“Heart conditions run in my family, so this topic really hits home for me,” she said. “Undoubtedly, the opportunity to study and contribute to this research, alongside some of the most brilliant minds in the world, is a dream come true.”
Finding Her Own Way
After earning her bachelor’s degree in anthropology with a minor in education from University of California, Irvine, Colleen struggled to find purpose in work. While volunteering with St. Jude’s Children’s Research Hospital, she found her new calling – she wanted to save lives through applied biomedical research.

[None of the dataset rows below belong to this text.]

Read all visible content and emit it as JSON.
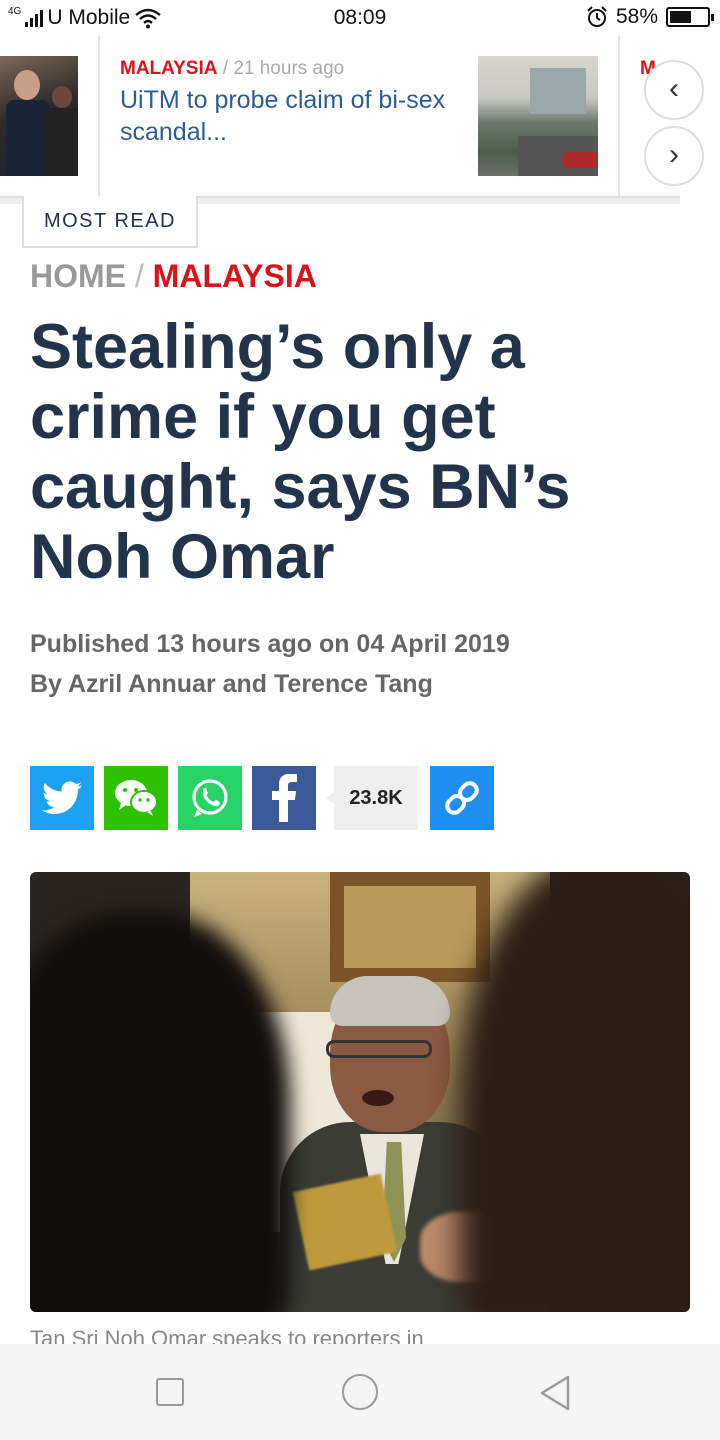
{
  "status_bar": {
    "network_type": "4G",
    "carrier": "U Mobile",
    "time": "08:09",
    "battery_percent": "58%",
    "battery_level": 0.58
  },
  "trending": {
    "items": [
      {
        "category": "MALAYSIA",
        "separator": "/",
        "time": "21 hours ago",
        "title": "UiTM to probe claim of bi-sex scandal..."
      }
    ],
    "peek_category_fragment": "M",
    "prev_label": "‹",
    "next_label": "›"
  },
  "most_read_label": "MOST READ",
  "breadcrumb": {
    "home": "HOME",
    "separator": "/",
    "category": "MALAYSIA"
  },
  "article": {
    "headline": "Stealing’s only a crime if you get caught, says BN’s Noh Omar",
    "published": "Published 13 hours ago on 04 April 2019",
    "byline": "By Azril Annuar and Terence Tang",
    "caption_fragment": "Tan Sri Noh Omar speaks to reporters in"
  },
  "share": {
    "count": "23.8K",
    "buttons": [
      "twitter-icon",
      "wechat-icon",
      "whatsapp-icon",
      "facebook-icon",
      "link-icon"
    ]
  },
  "colors": {
    "accent_red": "#d7141a",
    "headline_navy": "#22334a",
    "link_blue": "#2a5d95",
    "twitter": "#1da1f2",
    "wechat": "#2dc100",
    "whatsapp": "#25d366",
    "facebook": "#3b5998",
    "copy_link": "#1e8ff0"
  }
}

She enrolled at Palomar College and began taking the prerequisite science courses to apply for graduate school. Through a collaborative program between Palomar College and CSUSM that mentors minority students in the sciences to enter and succeed in doctoral studies, Colleen began shadowing Cal State San Marcos professors and being exposed to hands-on research.
Colleen was persistent, never missing an opportunity to work in the lab. She knew she wanted to pursue her master’s and it was in Professor Bianca Mothé’s immunology laboratory that she found a focus for her passion.
“Early on, I knew Colleen had the drive and motivation to succeed in science,” said Mothé, professor of biological sciences at CSUSM. “She does not shy away from a challenge and, in fact, excels beyond expectation.”
On the first day of her graduate program at CSUSM, Colleen entered the lab and read a post-it written by Mothé.
The post-it note read: next generation sequencing of MHC – go!
“I was terrified,” Colleen recalled. “But, at the same time, it was the best learning experience.”
Mothé’s belief in her new graduate student’s abilities fueled Colleen’s confidence to rise to the challenge and begin to tackle the uncharted complexities of gene sequencing.
Over the next three years, Colleen led immunology research and studied vaccine development for infectious diseases, like HIV.
Passionate about science and making a difference, she has mentored students as a supplemental instructor and STEM ambassador, and cofounded a vibrant STEM outreach program at CSUSM through the Office of Service Learning, growing the program into a nonprofit that enriches science curriculum for K-5 students at local elementary schools.
Colleen continually leverages her professional network and seeks out additional research opportunities. She logged over 500 hours job shadowing doctors, surgeons and anesthesiologists at Palomar Health and Scripps to better understand how health practitioners integrate and apply research in a hospital setting. As a CIRM scholar, she is currently conducting biomedical stem cell research at the Sanford-Burnham Medical Research Institute, focusing on using reprogrammed stem cells to model neurodegenerative disease such as Parkinson’s Disease.
Last year, Colleen was one of a small handful of students chosen for a summer research internship at the University of Oxford. The opportunity awakened a new dream for Colleen.
“I remember thinking, I can do this – I belong here,” she noted of her summer semester at Oxford.
The Ph.D. interview panel clearly agreed. Her impressive curriculum vitae far exceeded that of her peer-applicants from Ivy-league universities. At 26, Colleen will join top researchers at Oriel College at the University of Oxford and begin an intensive three-year program to earn her Ph.D. in physiology, anatomy and genetics.
“I have thrived so much in this environment at CSUSM,” said Colleen. “The dynamics here have made it possible for me to follow this path and pursue this dream.”
“Colleen’s perseverance illustrates how seizing opportunities can lead you on a path to your dream,” Mothé added. “I am excited to see her contribute great things in science that will have a profound impact on human lives.”